North Korean soldiers patrol the banks of the Yalu River near Sinuiju, across the Yalu River from Dandong, China's largest border city with North Korea. North Korea launched what appeared to be a mid-range Rodong missile Friday, local time, according to Seoul. Photo by Stephen Shaver/UPI | License Photo
SEOUL, March 17 (UPI) -- North Korea fired at least one ballistic missile into waters off the eastern coast of the peninsula Friday.
The launch was not made public on Pyongyang's media networks, but South Korea's Joint Chiefs of Staff said the missile, fired around 5:55 a.m., fell into the East Sea, also known as the Sea of Japan.
The missile flew about 500 miles before it fell into the water, Yonhap reported.
The object is most likely a mid-range Rodong missile, similar to the weapon fired in March 2014, and could have been followed by the launch of a second weapon.
The second missile disappeared from the radar at an altitude of 11 miles, and could have detonated mid-air before reaching its target, Seoul's Joint Chiefs said.
The Rodong has a maximum range of 800 miles and could easily hit all parts of South Korea, and part of Japan.
On March 10, North Korea said it launched two short-range ballistic missiles into the East Sea and claimed the tests were "carried out by detonating the nuclear warhead at a designated altitude in the target area," according to Daily NK.
But the explosion was not detected, partly due to the location of the test in North, but also because of the low magnitude of the alleged explosion.
The tests are coming at a time of tensions between the North and the United States -- and the arrest of a 21-year-old U.S. student in Pyongyang in January has only added more pressures.
The case of Otto Warmbier has led to denunciations from Washington, and on Thursday, Chairman of the Joint Chiefs of Staff Gen. Joseph Dunford said at a Senate Armed Forces Committee hearing that the detention was a "reflection of the absolutely irresponsible leadership" of Kim Jong Un.

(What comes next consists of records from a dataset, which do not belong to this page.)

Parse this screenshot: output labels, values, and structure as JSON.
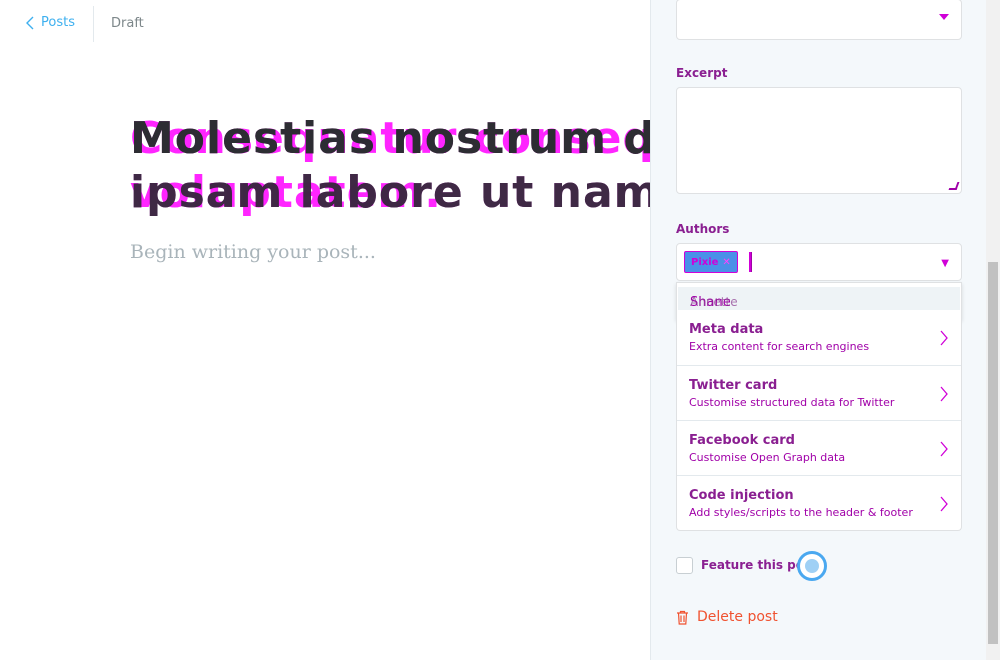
{
  "header": {
    "back_label": "Posts",
    "status": "Draft"
  },
  "editor": {
    "title_line1_a": "Molestias nostrum dolores",
    "title_line2_a": "ipsam labore ut nam qu",
    "title_line1_b": "Consequatur consequuntur",
    "title_line2_b": "voluptatem.",
    "body_placeholder": "Begin writing your post..."
  },
  "sidebar": {
    "excerpt_label": "Excerpt",
    "authors_label": "Authors",
    "author_chip": "Pixie",
    "author_dropdown_option": "Shane",
    "author_dropdown_option_ghost": "Annette",
    "menu": [
      {
        "title": "Meta data",
        "desc": "Extra content for search engines"
      },
      {
        "title": "Twitter card",
        "desc": "Customise structured data for Twitter"
      },
      {
        "title": "Facebook card",
        "desc": "Customise Open Graph data"
      },
      {
        "title": "Code injection",
        "desc": "Add styles/scripts to the header & footer"
      }
    ],
    "feature_label": "Feature this post",
    "delete_label": "Delete post"
  },
  "colors": {
    "accent_blue": "#3eb0ef",
    "delete_red": "#f05230",
    "overlay_purple": "#a000a8",
    "overlay_magenta": "#ff00ff"
  },
  "icons": {
    "back": "chevron-left-icon",
    "select": "caret-down-icon",
    "menu": "chevron-right-icon",
    "delete": "trash-icon"
  }
}
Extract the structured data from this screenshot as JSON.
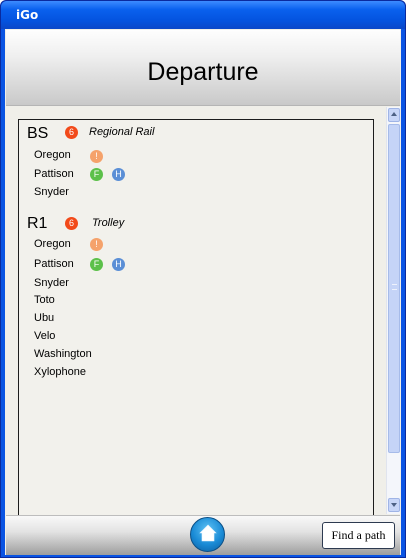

Dunford also said in statement that although the United States keeps a military advantage against the relatively less-advanced North Korean army, an armed conflict could still lead to numerous deaths, Yonhap reported.